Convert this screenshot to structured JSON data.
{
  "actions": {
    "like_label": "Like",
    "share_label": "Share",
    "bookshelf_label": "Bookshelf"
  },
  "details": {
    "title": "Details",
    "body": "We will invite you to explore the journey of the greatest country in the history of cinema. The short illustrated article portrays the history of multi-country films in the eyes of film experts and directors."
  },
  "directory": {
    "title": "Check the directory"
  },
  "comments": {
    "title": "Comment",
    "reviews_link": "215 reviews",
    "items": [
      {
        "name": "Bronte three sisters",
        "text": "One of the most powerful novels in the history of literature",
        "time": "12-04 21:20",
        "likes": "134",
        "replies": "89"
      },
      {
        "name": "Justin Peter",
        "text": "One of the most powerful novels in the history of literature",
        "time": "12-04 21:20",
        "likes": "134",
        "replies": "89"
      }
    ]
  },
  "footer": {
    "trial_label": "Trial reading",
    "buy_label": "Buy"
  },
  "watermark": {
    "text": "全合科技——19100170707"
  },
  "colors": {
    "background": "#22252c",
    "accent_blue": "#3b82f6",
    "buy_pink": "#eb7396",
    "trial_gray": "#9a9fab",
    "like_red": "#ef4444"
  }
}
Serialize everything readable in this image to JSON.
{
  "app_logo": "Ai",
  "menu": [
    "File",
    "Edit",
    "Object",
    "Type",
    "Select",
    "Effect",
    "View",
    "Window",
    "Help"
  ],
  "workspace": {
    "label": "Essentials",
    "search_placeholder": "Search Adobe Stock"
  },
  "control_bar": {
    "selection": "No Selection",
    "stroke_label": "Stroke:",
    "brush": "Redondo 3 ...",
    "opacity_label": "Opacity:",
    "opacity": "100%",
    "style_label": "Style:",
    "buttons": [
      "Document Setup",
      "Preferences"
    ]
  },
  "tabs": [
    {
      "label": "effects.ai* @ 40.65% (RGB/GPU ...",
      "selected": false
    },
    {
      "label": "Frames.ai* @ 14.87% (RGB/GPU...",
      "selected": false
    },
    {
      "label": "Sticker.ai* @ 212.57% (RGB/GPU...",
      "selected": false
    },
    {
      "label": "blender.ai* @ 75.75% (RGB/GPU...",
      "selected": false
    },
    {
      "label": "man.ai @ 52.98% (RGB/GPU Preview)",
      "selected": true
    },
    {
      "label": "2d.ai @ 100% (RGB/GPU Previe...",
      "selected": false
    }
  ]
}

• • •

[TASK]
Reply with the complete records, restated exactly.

[EXPECTED ANSWER]
Convert this screenshot to structured JSON data.
{
  "actions": {
    "like_label": "Like",
    "share_label": "Share",
    "bookshelf_label": "Bookshelf"
  },
  "details": {
    "title": "Details",
    "body": "We will invite you to explore the journey of the greatest country in the history of cinema. The short illustrated article portrays the history of multi-country films in the eyes of film experts and directors."
  },
  "directory": {
    "title": "Check the directory"
  },
  "comments": {
    "title": "Comment",
    "reviews_link": "215 reviews",
    "items": [
      {
        "name": "Bronte three sisters",
        "text": "One of the most powerful novels in the history of literature",
        "time": "12-04 21:20",
        "likes": "134",
        "replies": "89"
      },
      {
        "name": "Justin Peter",
        "text": "One of the most powerful novels in the history of literature",
        "time": "12-04 21:20",
        "likes": "134",
        "replies": "89"
      }
    ]
  },
  "footer": {
    "trial_label": "Trial reading",
    "buy_label": "Buy"
  },
  "watermark": {
    "text": "全合科技——19100170707"
  },
  "colors": {
    "background": "#22252c",
    "accent_blue": "#3b82f6",
    "buy_pink": "#eb7396",
    "trial_gray": "#9a9fab",
    "like_red": "#ef4444"
  }
}
Serialize everything readable in this image to JSON.
{
  "app_logo": "Ai",
  "menu": [
    "File",
    "Edit",
    "Object",
    "Type",
    "Select",
    "Effect",
    "View",
    "Window",
    "Help"
  ],
  "workspace": {
    "label": "Essentials",
    "search_placeholder": "Search Adobe Stock"
  },
  "control_bar": {
    "selection": "No Selection",
    "stroke_label": "Stroke:",
    "brush": "Redondo 3 ...",
    "opacity_label": "Opacity:",
    "opacity": "100%",
    "style_label": "Style:",
    "buttons": [
      "Document Setup",
      "Preferences"
    ]
  },
  "tabs": [
    {
      "label": "effects.ai* @ 40.65% (RGB/GPU ...",
      "selected": false
    },
    {
      "label": "Frames.ai* @ 14.87% (RGB/GPU...",
      "selected": false
    },
    {
      "label": "Sticker.ai* @ 212.57% (RGB/GPU...",
      "selected": false
    },
    {
      "label": "blender.ai* @ 75.75% (RGB/GPU...",
      "selected": false
    },
    {
      "label": "man.ai @ 52.98% (RGB/GPU Preview)",
      "selected": true
    },
    {
      "label": "2d.ai @ 100% (RGB/GPU Previe...",
      "selected": false
    }
  ]
}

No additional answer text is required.